'''
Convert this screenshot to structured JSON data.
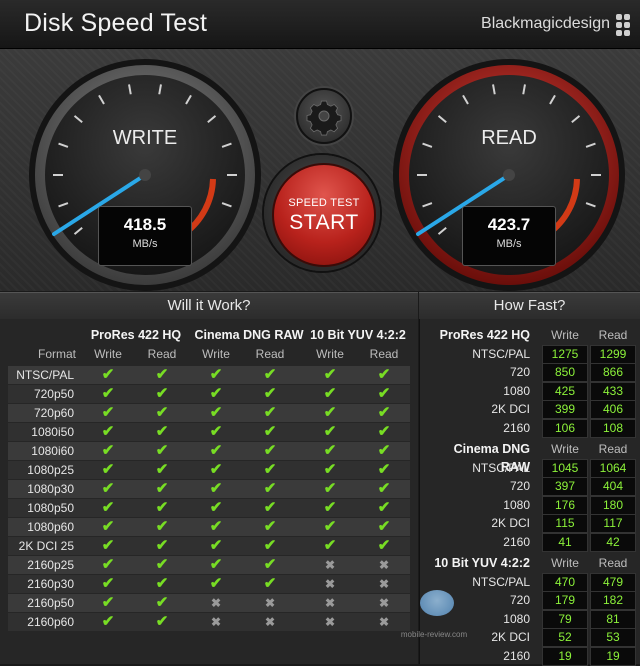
{
  "app": {
    "title": "Disk Speed Test",
    "brand": "Blackmagicdesign"
  },
  "gauges": {
    "write": {
      "label": "WRITE",
      "value": "418.5",
      "unit": "MB/s"
    },
    "read": {
      "label": "READ",
      "value": "423.7",
      "unit": "MB/s"
    }
  },
  "start_button": {
    "small": "SPEED TEST",
    "big": "START"
  },
  "settings_icon": "gear-icon",
  "sections": {
    "will_it_work": "Will it Work?",
    "how_fast": "How Fast?"
  },
  "will_it_work": {
    "format_header": "Format",
    "groups": [
      "ProRes 422 HQ",
      "Cinema DNG RAW",
      "10 Bit YUV 4:2:2"
    ],
    "sub_write": "Write",
    "sub_read": "Read",
    "rows": [
      {
        "format": "NTSC/PAL",
        "checks": [
          1,
          1,
          1,
          1,
          1,
          1
        ]
      },
      {
        "format": "720p50",
        "checks": [
          1,
          1,
          1,
          1,
          1,
          1
        ]
      },
      {
        "format": "720p60",
        "checks": [
          1,
          1,
          1,
          1,
          1,
          1
        ]
      },
      {
        "format": "1080i50",
        "checks": [
          1,
          1,
          1,
          1,
          1,
          1
        ]
      },
      {
        "format": "1080i60",
        "checks": [
          1,
          1,
          1,
          1,
          1,
          1
        ]
      },
      {
        "format": "1080p25",
        "checks": [
          1,
          1,
          1,
          1,
          1,
          1
        ]
      },
      {
        "format": "1080p30",
        "checks": [
          1,
          1,
          1,
          1,
          1,
          1
        ]
      },
      {
        "format": "1080p50",
        "checks": [
          1,
          1,
          1,
          1,
          1,
          1
        ]
      },
      {
        "format": "1080p60",
        "checks": [
          1,
          1,
          1,
          1,
          1,
          1
        ]
      },
      {
        "format": "2K DCI 25",
        "checks": [
          1,
          1,
          1,
          1,
          1,
          1
        ]
      },
      {
        "format": "2160p25",
        "checks": [
          1,
          1,
          1,
          1,
          0,
          0
        ]
      },
      {
        "format": "2160p30",
        "checks": [
          1,
          1,
          1,
          1,
          0,
          0
        ]
      },
      {
        "format": "2160p50",
        "checks": [
          1,
          1,
          0,
          0,
          0,
          0
        ]
      },
      {
        "format": "2160p60",
        "checks": [
          1,
          1,
          0,
          0,
          0,
          0
        ]
      }
    ]
  },
  "how_fast": {
    "write_label": "Write",
    "read_label": "Read",
    "groups": [
      {
        "name": "ProRes 422 HQ",
        "rows": [
          {
            "res": "NTSC/PAL",
            "write": "1275",
            "read": "1299"
          },
          {
            "res": "720",
            "write": "850",
            "read": "866"
          },
          {
            "res": "1080",
            "write": "425",
            "read": "433"
          },
          {
            "res": "2K DCI",
            "write": "399",
            "read": "406"
          },
          {
            "res": "2160",
            "write": "106",
            "read": "108"
          }
        ]
      },
      {
        "name": "Cinema DNG RAW",
        "rows": [
          {
            "res": "NTSC/PAL",
            "write": "1045",
            "read": "1064"
          },
          {
            "res": "720",
            "write": "397",
            "read": "404"
          },
          {
            "res": "1080",
            "write": "176",
            "read": "180"
          },
          {
            "res": "2K DCI",
            "write": "115",
            "read": "117"
          },
          {
            "res": "2160",
            "write": "41",
            "read": "42"
          }
        ]
      },
      {
        "name": "10 Bit YUV 4:2:2",
        "rows": [
          {
            "res": "NTSC/PAL",
            "write": "470",
            "read": "479"
          },
          {
            "res": "720",
            "write": "179",
            "read": "182"
          },
          {
            "res": "1080",
            "write": "79",
            "read": "81"
          },
          {
            "res": "2K DCI",
            "write": "52",
            "read": "53"
          },
          {
            "res": "2160",
            "write": "19",
            "read": "19"
          }
        ]
      }
    ]
  },
  "watermark": "mobile-review.com",
  "colors": {
    "check": "#78dd24",
    "value": "#8cf23a",
    "needle": "#2aa8e8",
    "read_ring": "#c0201a",
    "start": "#c8281f"
  }
}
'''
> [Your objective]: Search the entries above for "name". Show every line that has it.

> [Completed exercise]:
        "name": "ProRes 422 HQ",
        "name": "Cinema DNG RAW",
        "name": "10 Bit YUV 4:2:2",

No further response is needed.